Previously, we have found that acetaldehyde, a volatile component of cigarette smoke, stimulates the protein kinase C (PKC) pathway and inhibits ciliary motility. A "smokeless" cigarette (Eclipse) now exists in which most of the tobacco is not burned, reducing the pyrolyzed components in the extract. We hypothesized that acetaldehyde is a component of cigarette smoke that activates PKC in the airway epithelial cell, and therefore the Eclipse cigarette would not activate epithelial cell PKC. In this study, bovine bronchial epithelial cells (BBEC) were incubated with cigarette smoke extract (CSE) or Eclipse smoke extract (ESE). We found that PKC activity was significantly higher in cells exposed to 5% CSE than cells exposed to 5% ESE or media. When acetaldehyde levels of both extracts were measured by gas chromatography, CSE was found to have 15-20 times greater concentration (μM) of acetaldehyde than ESE. When BBEC were treated with 5% CSE, ciliary beating was further decreased from baseline levels. This decrease in ciliary beating was not observed in cells treated with ESE, suggesting that acetaldehyde contained in CSE slows cilia. These results suggest that volatile components such as acetaldehyde in cigarette smoke may inhibit ciliary motility via a PKC-dependent mechanism.

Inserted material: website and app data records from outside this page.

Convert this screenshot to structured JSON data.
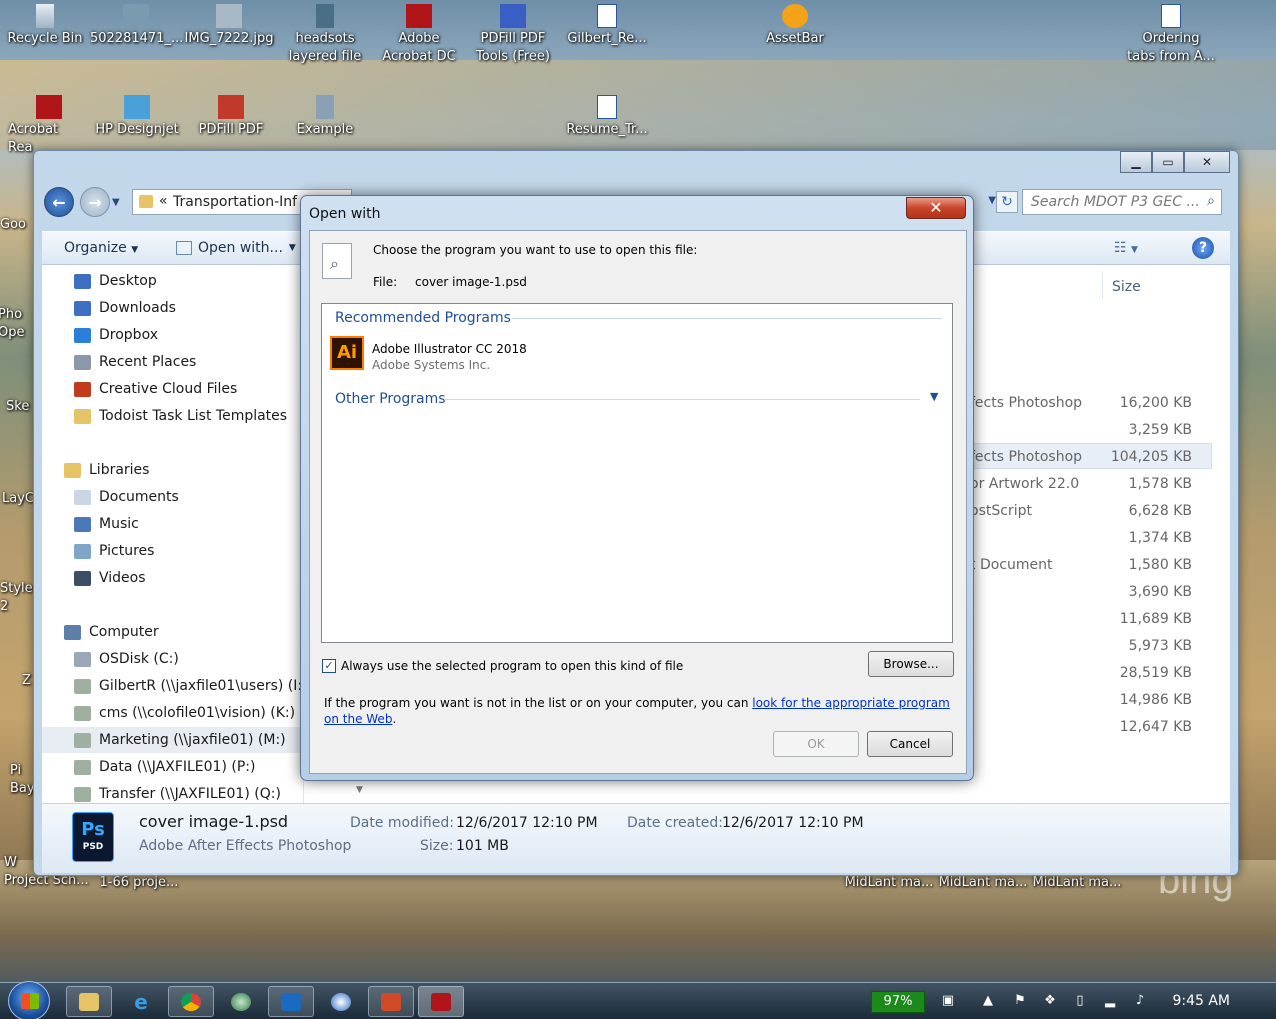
{
  "desktop": {
    "icons_row1": [
      "Recycle Bin",
      "502281471_...",
      "IMG_7222.jpg",
      "headsots\nlayered file",
      "Adobe\nAcrobat DC",
      "PDFill PDF\nTools (Free)",
      "Gilbert_Re...",
      "AssetBar",
      "Ordering\ntabs from A..."
    ],
    "icons_row2": [
      "Acrobat\nRea",
      "HP Designjet",
      "PDFill PDF",
      "Example",
      "Resume_Tr..."
    ],
    "left_edge_labels": [
      "Goo",
      "Pho\nOpe",
      "Ske",
      "LayC",
      "Style\n2",
      "Z",
      "Pi\nBay",
      "W\nProject Sch..."
    ],
    "bottom_labels": [
      "1-66 proje...",
      "MidLant ma...",
      "MidLant ma...",
      "MidLant ma..."
    ],
    "watermark": "bing"
  },
  "explorer": {
    "address": "Transportation-Inf",
    "address_prefix": "«",
    "search_placeholder": "Search MDOT P3 GEC ...",
    "toolbar": {
      "organize": "Organize",
      "open_with": "Open with..."
    },
    "nav": [
      {
        "label": "Desktop",
        "color": "#3f6fc0"
      },
      {
        "label": "Downloads",
        "color": "#3f6fc0"
      },
      {
        "label": "Dropbox",
        "color": "#2a7fd8"
      },
      {
        "label": "Recent Places",
        "color": "#8c98a8"
      },
      {
        "label": "Creative Cloud Files",
        "color": "#c23b1c"
      },
      {
        "label": "Todoist Task List Templates",
        "color": "#e5c467"
      }
    ],
    "libraries": {
      "header": "Libraries",
      "items": [
        "Documents",
        "Music",
        "Pictures",
        "Videos"
      ]
    },
    "computer": {
      "header": "Computer",
      "items": [
        "OSDisk (C:)",
        "GilbertR (\\\\jaxfile01\\users) (I:)",
        "cms (\\\\colofile01\\vision) (K:)",
        "Marketing (\\\\jaxfile01) (M:)",
        "Data (\\\\JAXFILE01) (P:)",
        "Transfer (\\\\JAXFILE01) (Q:)"
      ]
    },
    "size_header": "Size",
    "rows": [
      {
        "type": "fects Photoshop",
        "size": "16,200 KB"
      },
      {
        "type": "",
        "size": "3,259 KB"
      },
      {
        "type": "fects Photoshop",
        "size": "104,205 KB"
      },
      {
        "type": "or Artwork 22.0",
        "size": "1,578 KB"
      },
      {
        "type": "ostScript",
        "size": "6,628 KB"
      },
      {
        "type": "",
        "size": "1,374 KB"
      },
      {
        "type": "t Document",
        "size": "1,580 KB"
      },
      {
        "type": "",
        "size": "3,690 KB"
      },
      {
        "type": "",
        "size": "11,689 KB"
      },
      {
        "type": "",
        "size": "5,973 KB"
      },
      {
        "type": "",
        "size": "28,519 KB"
      },
      {
        "type": "",
        "size": "14,986 KB"
      },
      {
        "type": "",
        "size": "12,647 KB"
      }
    ],
    "details": {
      "filename": "cover image-1.psd",
      "filetype": "Adobe After Effects Photoshop",
      "modified_label": "Date modified:",
      "modified": "12/6/2017 12:10 PM",
      "created_label": "Date created:",
      "created": "12/6/2017 12:10 PM",
      "size_label": "Size:",
      "size": "101 MB",
      "icon_text": "Ps",
      "icon_sub": "PSD"
    }
  },
  "dialog": {
    "title": "Open with",
    "close": "✕",
    "prompt": "Choose the program you want to use to open this file:",
    "file_label": "File:",
    "file_name": "cover image-1.psd",
    "recommended_header": "Recommended Programs",
    "program_name": "Adobe Illustrator CC 2018",
    "program_publisher": "Adobe Systems Inc.",
    "program_icon": "Ai",
    "other_header": "Other Programs",
    "always_use": "Always use the selected program to open this kind of file",
    "always_use_checked": true,
    "browse": "Browse...",
    "hint_text": "If the program you want is not in the list or on your computer, you can",
    "hint_link": "look for the appropriate program on the Web",
    "hint_end": ".",
    "ok": "OK",
    "cancel": "Cancel"
  },
  "taskbar": {
    "battery": "97%",
    "clock": "9:45 AM"
  }
}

ASJC Scopus subject areas
- Biochemistry, Genetics and Molecular Biology(all)